**Excerpts from an interface dataset:**
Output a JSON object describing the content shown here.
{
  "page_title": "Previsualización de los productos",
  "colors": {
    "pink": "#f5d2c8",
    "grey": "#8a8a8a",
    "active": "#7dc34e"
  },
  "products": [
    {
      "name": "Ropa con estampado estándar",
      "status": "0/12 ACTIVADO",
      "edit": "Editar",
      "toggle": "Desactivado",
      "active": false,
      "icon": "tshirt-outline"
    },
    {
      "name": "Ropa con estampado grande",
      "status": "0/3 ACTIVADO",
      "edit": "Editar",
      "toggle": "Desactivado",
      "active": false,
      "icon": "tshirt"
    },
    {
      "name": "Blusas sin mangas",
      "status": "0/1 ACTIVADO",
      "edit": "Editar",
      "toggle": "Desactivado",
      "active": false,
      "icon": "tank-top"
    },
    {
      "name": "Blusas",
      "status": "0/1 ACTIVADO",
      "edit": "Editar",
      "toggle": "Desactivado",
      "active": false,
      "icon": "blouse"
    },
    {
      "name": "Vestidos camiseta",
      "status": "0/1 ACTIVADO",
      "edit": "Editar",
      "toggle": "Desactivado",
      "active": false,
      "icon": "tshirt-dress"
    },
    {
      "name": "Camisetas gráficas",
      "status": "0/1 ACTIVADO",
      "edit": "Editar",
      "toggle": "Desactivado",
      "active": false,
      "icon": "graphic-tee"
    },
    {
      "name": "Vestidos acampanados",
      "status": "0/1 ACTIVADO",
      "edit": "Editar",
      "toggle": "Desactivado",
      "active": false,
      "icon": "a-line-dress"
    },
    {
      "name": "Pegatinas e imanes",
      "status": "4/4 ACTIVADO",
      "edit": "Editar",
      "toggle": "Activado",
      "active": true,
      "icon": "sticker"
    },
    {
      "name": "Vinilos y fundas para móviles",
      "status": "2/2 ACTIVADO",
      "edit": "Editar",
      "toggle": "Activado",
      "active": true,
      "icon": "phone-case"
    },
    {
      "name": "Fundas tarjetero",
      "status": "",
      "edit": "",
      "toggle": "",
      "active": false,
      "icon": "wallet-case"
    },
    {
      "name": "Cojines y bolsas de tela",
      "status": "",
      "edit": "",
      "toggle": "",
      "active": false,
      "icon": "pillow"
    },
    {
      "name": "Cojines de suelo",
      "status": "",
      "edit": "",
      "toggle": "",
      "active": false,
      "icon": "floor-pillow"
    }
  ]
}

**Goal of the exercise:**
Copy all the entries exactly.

**Response:**
Output a JSON object describing the content shown here.
{
  "page_title": "Previsualización de los productos",
  "colors": {
    "pink": "#f5d2c8",
    "grey": "#8a8a8a",
    "active": "#7dc34e"
  },
  "products": [
    {
      "name": "Ropa con estampado estándar",
      "status": "0/12 ACTIVADO",
      "edit": "Editar",
      "toggle": "Desactivado",
      "active": false,
      "icon": "tshirt-outline"
    },
    {
      "name": "Ropa con estampado grande",
      "status": "0/3 ACTIVADO",
      "edit": "Editar",
      "toggle": "Desactivado",
      "active": false,
      "icon": "tshirt"
    },
    {
      "name": "Blusas sin mangas",
      "status": "0/1 ACTIVADO",
      "edit": "Editar",
      "toggle": "Desactivado",
      "active": false,
      "icon": "tank-top"
    },
    {
      "name": "Blusas",
      "status": "0/1 ACTIVADO",
      "edit": "Editar",
      "toggle": "Desactivado",
      "active": false,
      "icon": "blouse"
    },
    {
      "name": "Vestidos camiseta",
      "status": "0/1 ACTIVADO",
      "edit": "Editar",
      "toggle": "Desactivado",
      "active": false,
      "icon": "tshirt-dress"
    },
    {
      "name": "Camisetas gráficas",
      "status": "0/1 ACTIVADO",
      "edit": "Editar",
      "toggle": "Desactivado",
      "active": false,
      "icon": "graphic-tee"
    },
    {
      "name": "Vestidos acampanados",
      "status": "0/1 ACTIVADO",
      "edit": "Editar",
      "toggle": "Desactivado",
      "active": false,
      "icon": "a-line-dress"
    },
    {
      "name": "Pegatinas e imanes",
      "status": "4/4 ACTIVADO",
      "edit": "Editar",
      "toggle": "Activado",
      "active": true,
      "icon": "sticker"
    },
    {
      "name": "Vinilos y fundas para móviles",
      "status": "2/2 ACTIVADO",
      "edit": "Editar",
      "toggle": "Activado",
      "active": true,
      "icon": "phone-case"
    },
    {
      "name": "Fundas tarjetero",
      "status": "",
      "edit": "",
      "toggle": "",
      "active": false,
      "icon": "wallet-case"
    },
    {
      "name": "Cojines y bolsas de tela",
      "status": "",
      "edit": "",
      "toggle": "",
      "active": false,
      "icon": "pillow"
    },
    {
      "name": "Cojines de suelo",
      "status": "",
      "edit": "",
      "toggle": "",
      "active": false,
      "icon": "floor-pillow"
    }
  ]
}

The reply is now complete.